Assignment — Each entry below should be printed exactly as given.

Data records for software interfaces
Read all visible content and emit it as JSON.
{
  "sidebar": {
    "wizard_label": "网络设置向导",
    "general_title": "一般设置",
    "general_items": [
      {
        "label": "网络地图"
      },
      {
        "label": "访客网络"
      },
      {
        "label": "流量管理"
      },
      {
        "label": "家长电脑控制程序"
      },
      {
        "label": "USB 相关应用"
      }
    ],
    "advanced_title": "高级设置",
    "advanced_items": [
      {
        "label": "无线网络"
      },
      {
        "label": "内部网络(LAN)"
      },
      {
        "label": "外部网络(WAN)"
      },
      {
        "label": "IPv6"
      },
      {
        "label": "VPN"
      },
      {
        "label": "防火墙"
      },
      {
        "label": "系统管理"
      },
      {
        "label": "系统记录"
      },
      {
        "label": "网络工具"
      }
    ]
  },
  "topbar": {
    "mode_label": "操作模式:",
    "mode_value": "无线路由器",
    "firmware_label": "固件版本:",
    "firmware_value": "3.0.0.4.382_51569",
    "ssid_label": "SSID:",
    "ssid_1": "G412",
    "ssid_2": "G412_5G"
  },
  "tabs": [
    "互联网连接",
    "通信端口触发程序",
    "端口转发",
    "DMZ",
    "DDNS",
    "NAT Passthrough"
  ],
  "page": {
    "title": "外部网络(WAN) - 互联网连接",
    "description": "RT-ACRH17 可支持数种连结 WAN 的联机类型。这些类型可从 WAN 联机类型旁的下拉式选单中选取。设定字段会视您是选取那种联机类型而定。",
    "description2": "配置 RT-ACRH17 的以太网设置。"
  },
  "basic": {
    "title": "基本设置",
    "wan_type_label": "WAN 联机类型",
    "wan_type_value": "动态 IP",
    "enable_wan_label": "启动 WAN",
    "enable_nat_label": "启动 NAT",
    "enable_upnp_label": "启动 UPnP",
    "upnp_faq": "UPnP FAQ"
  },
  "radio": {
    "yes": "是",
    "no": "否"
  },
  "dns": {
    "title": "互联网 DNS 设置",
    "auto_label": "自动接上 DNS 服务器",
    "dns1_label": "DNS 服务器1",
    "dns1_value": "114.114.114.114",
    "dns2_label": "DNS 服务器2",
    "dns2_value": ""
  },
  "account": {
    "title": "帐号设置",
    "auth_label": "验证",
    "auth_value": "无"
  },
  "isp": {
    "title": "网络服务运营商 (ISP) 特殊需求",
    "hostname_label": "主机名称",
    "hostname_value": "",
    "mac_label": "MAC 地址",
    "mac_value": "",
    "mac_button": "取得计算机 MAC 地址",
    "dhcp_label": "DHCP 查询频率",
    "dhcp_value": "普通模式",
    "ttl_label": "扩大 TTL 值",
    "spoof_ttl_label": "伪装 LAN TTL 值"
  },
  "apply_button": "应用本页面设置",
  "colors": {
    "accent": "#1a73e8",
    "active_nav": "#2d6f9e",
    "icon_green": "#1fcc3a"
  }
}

Answer space —
Read all visible content and emit it as JSON.
{
  "sidebar": {
    "wizard_label": "网络设置向导",
    "general_title": "一般设置",
    "general_items": [
      {
        "label": "网络地图"
      },
      {
        "label": "访客网络"
      },
      {
        "label": "流量管理"
      },
      {
        "label": "家长电脑控制程序"
      },
      {
        "label": "USB 相关应用"
      }
    ],
    "advanced_title": "高级设置",
    "advanced_items": [
      {
        "label": "无线网络"
      },
      {
        "label": "内部网络(LAN)"
      },
      {
        "label": "外部网络(WAN)"
      },
      {
        "label": "IPv6"
      },
      {
        "label": "VPN"
      },
      {
        "label": "防火墙"
      },
      {
        "label": "系统管理"
      },
      {
        "label": "系统记录"
      },
      {
        "label": "网络工具"
      }
    ]
  },
  "topbar": {
    "mode_label": "操作模式:",
    "mode_value": "无线路由器",
    "firmware_label": "固件版本:",
    "firmware_value": "3.0.0.4.382_51569",
    "ssid_label": "SSID:",
    "ssid_1": "G412",
    "ssid_2": "G412_5G"
  },
  "tabs": [
    "互联网连接",
    "通信端口触发程序",
    "端口转发",
    "DMZ",
    "DDNS",
    "NAT Passthrough"
  ],
  "page": {
    "title": "外部网络(WAN) - 互联网连接",
    "description": "RT-ACRH17 可支持数种连结 WAN 的联机类型。这些类型可从 WAN 联机类型旁的下拉式选单中选取。设定字段会视您是选取那种联机类型而定。",
    "description2": "配置 RT-ACRH17 的以太网设置。"
  },
  "basic": {
    "title": "基本设置",
    "wan_type_label": "WAN 联机类型",
    "wan_type_value": "动态 IP",
    "enable_wan_label": "启动 WAN",
    "enable_nat_label": "启动 NAT",
    "enable_upnp_label": "启动 UPnP",
    "upnp_faq": "UPnP FAQ"
  },
  "radio": {
    "yes": "是",
    "no": "否"
  },
  "dns": {
    "title": "互联网 DNS 设置",
    "auto_label": "自动接上 DNS 服务器",
    "dns1_label": "DNS 服务器1",
    "dns1_value": "114.114.114.114",
    "dns2_label": "DNS 服务器2",
    "dns2_value": ""
  },
  "account": {
    "title": "帐号设置",
    "auth_label": "验证",
    "auth_value": "无"
  },
  "isp": {
    "title": "网络服务运营商 (ISP) 特殊需求",
    "hostname_label": "主机名称",
    "hostname_value": "",
    "mac_label": "MAC 地址",
    "mac_value": "",
    "mac_button": "取得计算机 MAC 地址",
    "dhcp_label": "DHCP 查询频率",
    "dhcp_value": "普通模式",
    "ttl_label": "扩大 TTL 值",
    "spoof_ttl_label": "伪装 LAN TTL 值"
  },
  "apply_button": "应用本页面设置",
  "colors": {
    "accent": "#1a73e8",
    "active_nav": "#2d6f9e",
    "icon_green": "#1fcc3a"
  }
}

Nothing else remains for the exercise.